The relationship between online piracy and legal content is controversial, and demonization often clouds debate, but it’s good to see executives at a content company realize that their best long-term strategy is to provide a superior service that people are willing to pay for. Apple’s iTunes Store, as just one example, has been hugely profitable even though more or less the entire library can be had for free. People don’t have to pay for music, but they are willing to pay reasonable fees for ease-of-use and consistent sound quality. There’s no reason to think it would be any different with TVs and movies.
Netflix doesn’t have the same catalog depth as iTunes
Unfortunately, Netflix, Inc. (NASDAQ:NFLX) doesn’t have the same catalog depth as iTunes, so the analogy breaks down somewhat. Earlier this year, Netflix lost more than a thousand titles, and licensing issues could cause it to lose more in the future.
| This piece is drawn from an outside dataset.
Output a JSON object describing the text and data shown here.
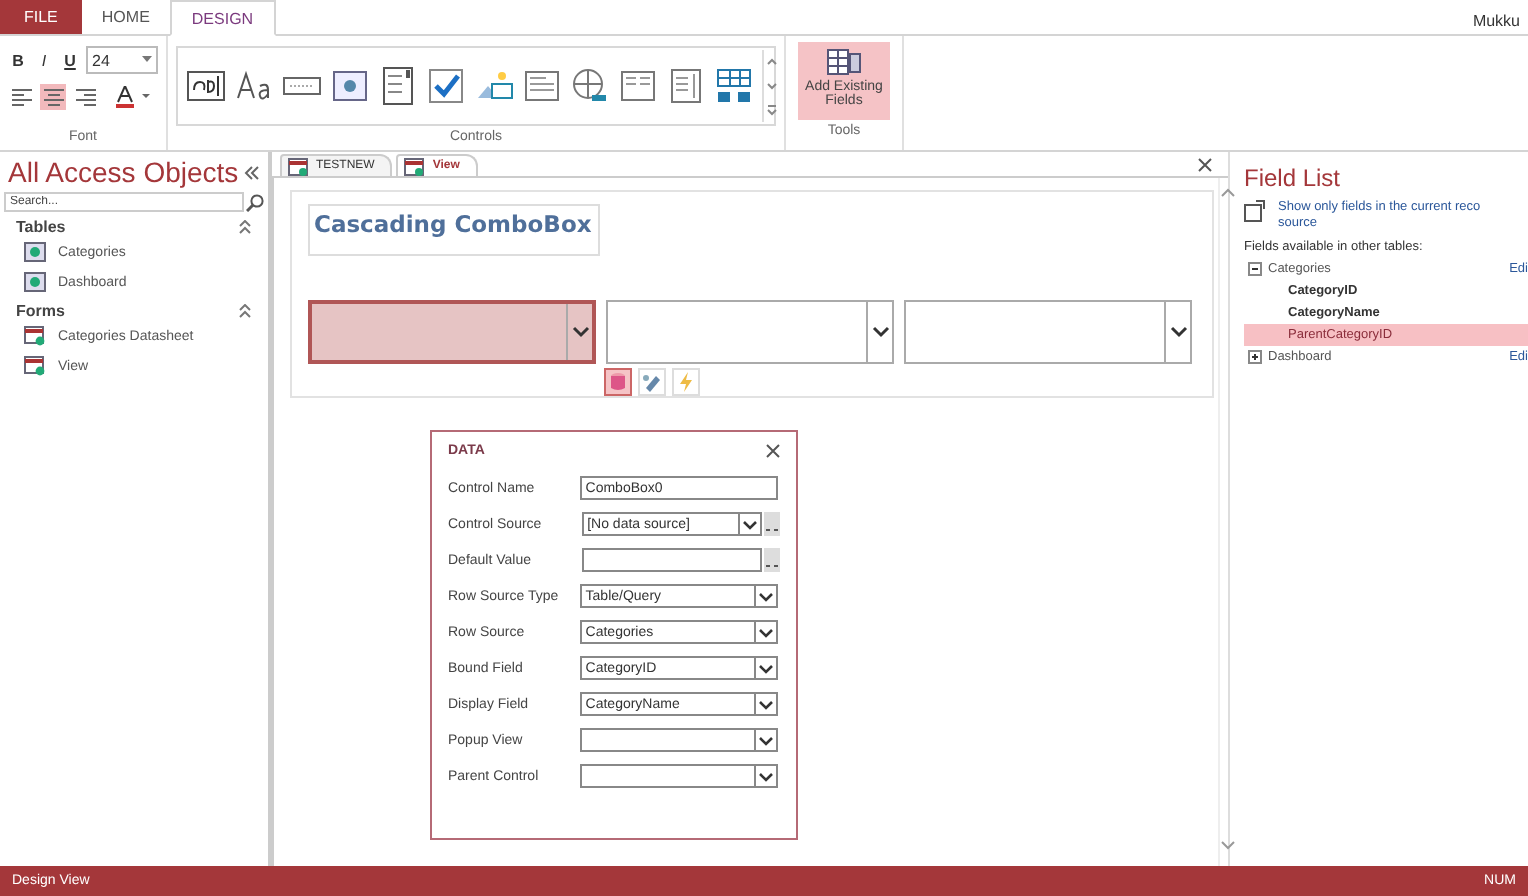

The idea that Netflix wasn’t necessarily going to pick up a critically acclaimed series like Prison Break until it became popular on torrenting sites would be like Apple waiting to see how much club play an album gets before offering it for sale.
If the only value-added that Netflix, Inc. (NASDAQ:NFLX) can really offer is that you don’t have to download a file, then they’ve set their sights too low and are unlikely to gain much ground with young people, but at least they are pursuing customers with improved service instead of legal threats.